Following the usual Fat Cat obscuronica the first band ML, otherwise known as David Meme vaults onto the stage, he is a brighton based musician who seems to hatch new band identities with every passing day. He kicks off with a gentle sweet electronica number presumably to butter up the cafe owners who seemed to have deposited secret police in the audience to watch for on-stage volume transgressions. And then by track 3, my ears catch the slightest twist of the volume knob, a movement of the bass EQ... With each passing track it is more like listening to a band than a radio playing faintly in another room. And yet there are stirrings across the room, the volume police are straining...
ML is definitely to be played loud, the louder the better, and as he cheekily ups the sound so is the potential for a coup d'electronica. And as we come to 'Heavy Artillery', a particularly aptly named track, we feel the subsonic sounds of the foundations moving as the volume control seems to have edged much further. And suddenly the volume police pounce, and ML is all smiles, oh yes he seems to be saying, a slight accident, his hand motions downwards, yes, I imagine him saying, I'll turn it straight down, but he doesn't. And it seems to get louder... And I like it, this is it, my kind of electronica, loud, hard and you want to move to it. And yes this was his last one so he didn't give a fuck.
After a suitably dignified Fat Cat filled pause the Windsors take to the stage. The look like a band, there are four of them which is strange for a four piece at the Sanctuary - one expects the cafe's band mutilation technique is more often successful. Although the stage was built for singer-songwriters and their bongo-player, they somehow all manage to squeeze on. And they are looking good, and I mean cool, even the bearded one, Dan Matz, who looks like a dad who had to fill in whilst one of the guitarists was ill. They tell us that they have to play quiet and apologise but there's a cheeky smile shared across the band and I for one don't believe anything Texans say (even the nice ones).
With their first number the whole audience leans forward as one to strain to hear the song which even through this adversity sounds strangely lush and beautiful. And then to our collective horror the volume police pounce. This is not making any sense at all and Jason McNeely throws down the guitar in disgust and for a nasty few seconds we think its all over. But with pained faces the volumes go down and they carry on, it seems that our American friends can still learn a few tricks from the Brits.
Windsor for the Derby were majestic, soaring, moving and loud. Yes LOUD. They too apply the trick of starting quiet and little by little edging that volume control up past 2, then 3, far past 5, 6, 7, 8, 9, 10 and oh yes, the big 11. It was slow, it was invisible and the volume police only caught on by the last track by which time Windsor were waking up the dead. And that was it. The band were off, the volume police were celebrating a semi-success, but they were caught off-guard by the clamour of the audience. The cries from the crowd were almost heart-breaking, they wanted more, they shouted more and they wanted louder, and then suddenly the Windsors were back on, and they promised a quiet track, despite the audience calls for it to be louder and turned up. And they did it again, the cheeky monkeys, louder and louder, and louder and LOUDER and they were fantastic, they triumphed against adversity and petty British cafe rules and they were truly fucking excellent.

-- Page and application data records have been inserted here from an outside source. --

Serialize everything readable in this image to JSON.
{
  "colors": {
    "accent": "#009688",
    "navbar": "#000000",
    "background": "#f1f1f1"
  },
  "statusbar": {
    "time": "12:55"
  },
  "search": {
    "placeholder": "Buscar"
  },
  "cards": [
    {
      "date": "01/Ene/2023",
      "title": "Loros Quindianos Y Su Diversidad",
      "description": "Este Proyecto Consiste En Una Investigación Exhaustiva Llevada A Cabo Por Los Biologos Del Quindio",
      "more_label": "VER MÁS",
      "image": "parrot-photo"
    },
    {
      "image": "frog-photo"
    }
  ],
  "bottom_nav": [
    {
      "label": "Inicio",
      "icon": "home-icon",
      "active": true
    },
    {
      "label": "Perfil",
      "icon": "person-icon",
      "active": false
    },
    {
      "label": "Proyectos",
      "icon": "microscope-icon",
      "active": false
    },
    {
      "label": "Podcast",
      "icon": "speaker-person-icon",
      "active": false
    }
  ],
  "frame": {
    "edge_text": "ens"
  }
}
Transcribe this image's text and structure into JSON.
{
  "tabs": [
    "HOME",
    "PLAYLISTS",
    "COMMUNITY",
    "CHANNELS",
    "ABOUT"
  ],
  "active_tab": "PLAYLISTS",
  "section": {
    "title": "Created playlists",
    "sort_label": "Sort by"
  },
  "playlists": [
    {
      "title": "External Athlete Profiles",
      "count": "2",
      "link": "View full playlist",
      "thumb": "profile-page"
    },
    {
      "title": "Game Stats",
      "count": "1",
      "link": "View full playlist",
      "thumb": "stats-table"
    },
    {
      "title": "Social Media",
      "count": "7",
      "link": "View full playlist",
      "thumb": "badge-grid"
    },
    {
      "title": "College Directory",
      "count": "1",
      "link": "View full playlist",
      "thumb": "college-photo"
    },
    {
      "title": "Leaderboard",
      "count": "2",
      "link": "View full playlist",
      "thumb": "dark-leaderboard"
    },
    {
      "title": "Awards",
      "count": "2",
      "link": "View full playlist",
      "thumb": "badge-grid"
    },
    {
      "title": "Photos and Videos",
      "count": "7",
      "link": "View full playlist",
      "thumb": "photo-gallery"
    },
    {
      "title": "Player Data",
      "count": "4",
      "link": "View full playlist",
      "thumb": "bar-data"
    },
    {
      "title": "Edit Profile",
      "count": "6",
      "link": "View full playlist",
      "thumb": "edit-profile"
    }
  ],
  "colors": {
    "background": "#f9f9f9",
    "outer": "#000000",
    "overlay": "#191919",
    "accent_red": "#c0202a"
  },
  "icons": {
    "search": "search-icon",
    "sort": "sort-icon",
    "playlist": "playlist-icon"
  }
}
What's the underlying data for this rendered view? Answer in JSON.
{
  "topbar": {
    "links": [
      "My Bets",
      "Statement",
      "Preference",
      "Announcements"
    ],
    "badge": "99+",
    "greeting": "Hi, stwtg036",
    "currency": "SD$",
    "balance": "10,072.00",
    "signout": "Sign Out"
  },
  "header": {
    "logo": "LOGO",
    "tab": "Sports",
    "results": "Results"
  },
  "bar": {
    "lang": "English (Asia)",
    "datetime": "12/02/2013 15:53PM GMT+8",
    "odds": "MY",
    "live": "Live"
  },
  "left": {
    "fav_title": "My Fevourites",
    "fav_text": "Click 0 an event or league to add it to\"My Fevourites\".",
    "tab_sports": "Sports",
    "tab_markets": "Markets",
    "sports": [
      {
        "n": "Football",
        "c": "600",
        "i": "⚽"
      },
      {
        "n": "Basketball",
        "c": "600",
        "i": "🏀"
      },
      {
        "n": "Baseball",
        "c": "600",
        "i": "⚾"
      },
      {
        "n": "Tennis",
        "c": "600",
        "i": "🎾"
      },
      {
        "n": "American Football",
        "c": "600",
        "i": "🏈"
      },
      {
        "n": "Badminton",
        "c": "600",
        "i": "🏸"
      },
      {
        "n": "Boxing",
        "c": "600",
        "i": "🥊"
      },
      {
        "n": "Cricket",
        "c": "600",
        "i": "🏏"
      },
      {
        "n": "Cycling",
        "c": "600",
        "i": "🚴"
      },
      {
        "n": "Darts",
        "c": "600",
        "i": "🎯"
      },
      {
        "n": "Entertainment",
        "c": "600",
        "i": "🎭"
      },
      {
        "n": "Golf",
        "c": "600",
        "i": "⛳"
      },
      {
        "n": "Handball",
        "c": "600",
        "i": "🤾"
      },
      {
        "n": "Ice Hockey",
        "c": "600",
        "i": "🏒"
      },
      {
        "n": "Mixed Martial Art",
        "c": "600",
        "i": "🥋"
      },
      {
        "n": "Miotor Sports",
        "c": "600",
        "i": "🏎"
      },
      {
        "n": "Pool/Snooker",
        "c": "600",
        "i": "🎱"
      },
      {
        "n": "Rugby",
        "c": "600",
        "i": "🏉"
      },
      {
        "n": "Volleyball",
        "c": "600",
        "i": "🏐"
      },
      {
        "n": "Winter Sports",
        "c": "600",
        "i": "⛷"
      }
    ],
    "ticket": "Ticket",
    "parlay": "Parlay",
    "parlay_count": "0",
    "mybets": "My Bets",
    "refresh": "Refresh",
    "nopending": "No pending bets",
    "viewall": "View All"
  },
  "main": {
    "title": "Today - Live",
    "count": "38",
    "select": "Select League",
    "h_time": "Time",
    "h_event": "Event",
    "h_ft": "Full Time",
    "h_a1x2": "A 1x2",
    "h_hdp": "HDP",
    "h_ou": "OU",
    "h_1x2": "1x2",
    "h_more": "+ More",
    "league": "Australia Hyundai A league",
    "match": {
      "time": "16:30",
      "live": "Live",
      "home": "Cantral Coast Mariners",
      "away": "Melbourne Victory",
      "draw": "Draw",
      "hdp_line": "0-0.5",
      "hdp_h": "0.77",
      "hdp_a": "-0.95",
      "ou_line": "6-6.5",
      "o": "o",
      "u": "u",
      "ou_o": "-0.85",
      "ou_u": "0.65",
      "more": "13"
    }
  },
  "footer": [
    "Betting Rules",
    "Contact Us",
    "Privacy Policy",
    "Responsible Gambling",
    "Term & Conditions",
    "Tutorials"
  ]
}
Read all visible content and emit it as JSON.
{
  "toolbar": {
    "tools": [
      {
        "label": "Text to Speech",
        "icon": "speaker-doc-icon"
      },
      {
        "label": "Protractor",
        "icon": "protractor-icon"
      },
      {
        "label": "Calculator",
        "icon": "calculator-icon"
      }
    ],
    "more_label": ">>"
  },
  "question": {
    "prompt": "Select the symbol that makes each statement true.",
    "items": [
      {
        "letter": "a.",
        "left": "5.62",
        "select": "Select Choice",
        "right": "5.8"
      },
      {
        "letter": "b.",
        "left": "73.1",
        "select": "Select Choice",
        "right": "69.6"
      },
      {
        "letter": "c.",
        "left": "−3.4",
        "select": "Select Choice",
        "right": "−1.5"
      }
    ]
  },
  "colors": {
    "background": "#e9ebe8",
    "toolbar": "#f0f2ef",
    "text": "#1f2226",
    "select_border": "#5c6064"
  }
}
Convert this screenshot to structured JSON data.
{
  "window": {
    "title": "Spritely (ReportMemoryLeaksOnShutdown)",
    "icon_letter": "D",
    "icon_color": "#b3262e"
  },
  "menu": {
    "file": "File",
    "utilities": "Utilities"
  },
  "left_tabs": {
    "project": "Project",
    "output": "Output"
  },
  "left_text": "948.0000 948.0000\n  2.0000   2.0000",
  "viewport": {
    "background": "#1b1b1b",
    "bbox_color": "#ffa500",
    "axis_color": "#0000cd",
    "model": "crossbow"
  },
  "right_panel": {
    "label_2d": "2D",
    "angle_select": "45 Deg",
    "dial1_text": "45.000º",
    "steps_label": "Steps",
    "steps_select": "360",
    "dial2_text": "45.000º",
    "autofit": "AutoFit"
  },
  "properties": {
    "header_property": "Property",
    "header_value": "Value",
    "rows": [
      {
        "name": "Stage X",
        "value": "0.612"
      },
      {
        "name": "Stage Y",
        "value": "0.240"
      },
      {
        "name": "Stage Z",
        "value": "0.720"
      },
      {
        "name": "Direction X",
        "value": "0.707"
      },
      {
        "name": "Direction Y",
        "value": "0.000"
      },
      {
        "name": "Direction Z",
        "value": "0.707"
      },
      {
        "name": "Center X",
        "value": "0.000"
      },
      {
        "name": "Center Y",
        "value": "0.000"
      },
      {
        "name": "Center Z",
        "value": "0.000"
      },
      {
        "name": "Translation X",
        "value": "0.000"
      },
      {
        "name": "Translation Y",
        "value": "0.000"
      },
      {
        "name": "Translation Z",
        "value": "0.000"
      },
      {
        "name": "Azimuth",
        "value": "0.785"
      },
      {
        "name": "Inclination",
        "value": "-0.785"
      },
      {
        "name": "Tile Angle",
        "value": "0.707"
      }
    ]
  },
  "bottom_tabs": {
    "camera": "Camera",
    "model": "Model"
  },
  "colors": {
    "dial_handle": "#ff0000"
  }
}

To be honest its not often I leave a gig feeling like I have fought a war with the bands but tonight we were all together against the rules, against music at a volume your Dad would like, against all that is anodyne, dying and lifeless and we won. We fucking won.
(Trine Bjørkman Andreassen)
Read the rest of Robots and Electronic Brains